As part of an annual day of food, fun and fellowship, the United Church of Christ’s Franklinton Center at Bricks (FCAB) will be honoring one of the church’s pioneers, the Rev. Yvonne Delk, during Franklinton Center Day, Aug. 2, in celebration of her four decades of ministry, and her life-long pursuit of human and civil rights for African Americans, children and the poor.
Franklinton Center’s executive director, Vivian Lucas, and its board of trustees’ chair, John Meyers, like to think of Franklinton Center Day as a moment to celebrate the powerful ways in which God uses the land, space and people to highlight the ministry’s work to provide an extravagant welcome while changing lives in the wider church and local community. It will also be a day to take a moment and recognize Delk’s life and legacy and, according to Lucas, the ways God speaks through her.
"Rev. Delk considers Franklinton Center as the sacred space where women and men of faith helped her affirm her call in ministry and nurtured her to help her see social justice as a life-long calling which includes working in the freedom struggle," Lucas said of the decision to honor Delk. "FCAB is also the place she says the very feet of the enslaved ancestors worked on the land and left their footprints providing a path which she followed to answer God’s call to ordained ministry."
The day-long celebration will be held Saturday, Aug. 2, at the Franklinton Center facility in Whitakers, N.C.
Delk, the featured preacher, was the first African-American female ordained in the UCC 40 years ago in 1974. She grew up in the Southern Conference of the UCC (which includes the state of North Carolina) and claims Franklinton Center as an important part of her spiritual formation.
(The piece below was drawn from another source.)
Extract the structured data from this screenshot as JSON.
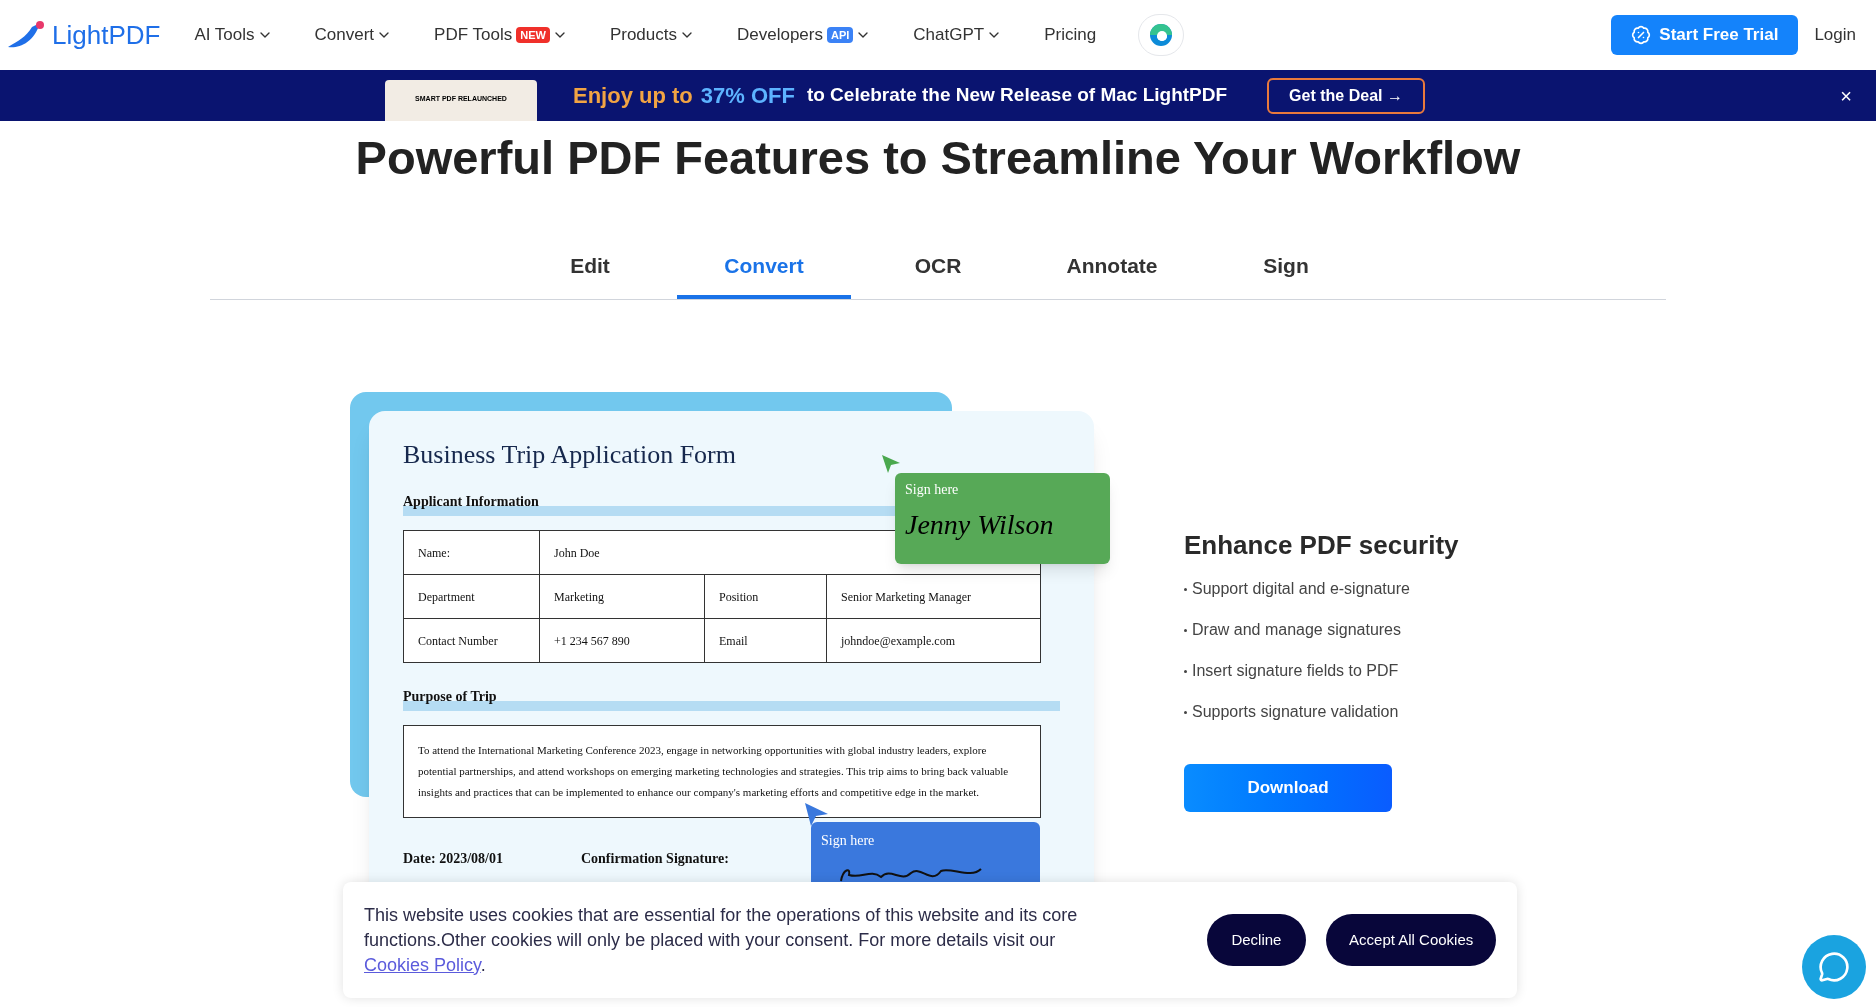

FCAB, an outreach of UCC Justice and Witness Ministries, is a faith-based conference center that promotes social justice by empowering people through training, education, community development and action.
For the 2014 event honoring Delk's ministry and celebrating the facility's legacy of racial and economic justice, FCAB has extended an invite to 3,000 people. The gathering will also provide opportunities for program updates, community engagement and rejuvenation with food, music, swimming, games, tours and a farmer’s market.
"FCAB exists as the coming together of many important histories including that of the UCC, the communities, and local congregations," Lucas said. "Franklinton Center Day provides a wonderful opportunity to celebrate the collaborative work that seeks to improve the quality of life for those living in the area where we are located. The day will highlight programs such as the Just Food, Bricks Healthy Lifestyles Project, Immersion, and Literacy programs."
Since 1895, the FCAB has been a leader in providing programming and services to African Americans throughout the southern United States. For decades in the rural South, the center helped break the cycle of poverty for many, providing educational opportunities, leadership development, transformative farming, and economic development programming.
Later this year, Delk will be honored again at Franklinton Center, during the African American Women in Ministry Conference from Oct. 9-11.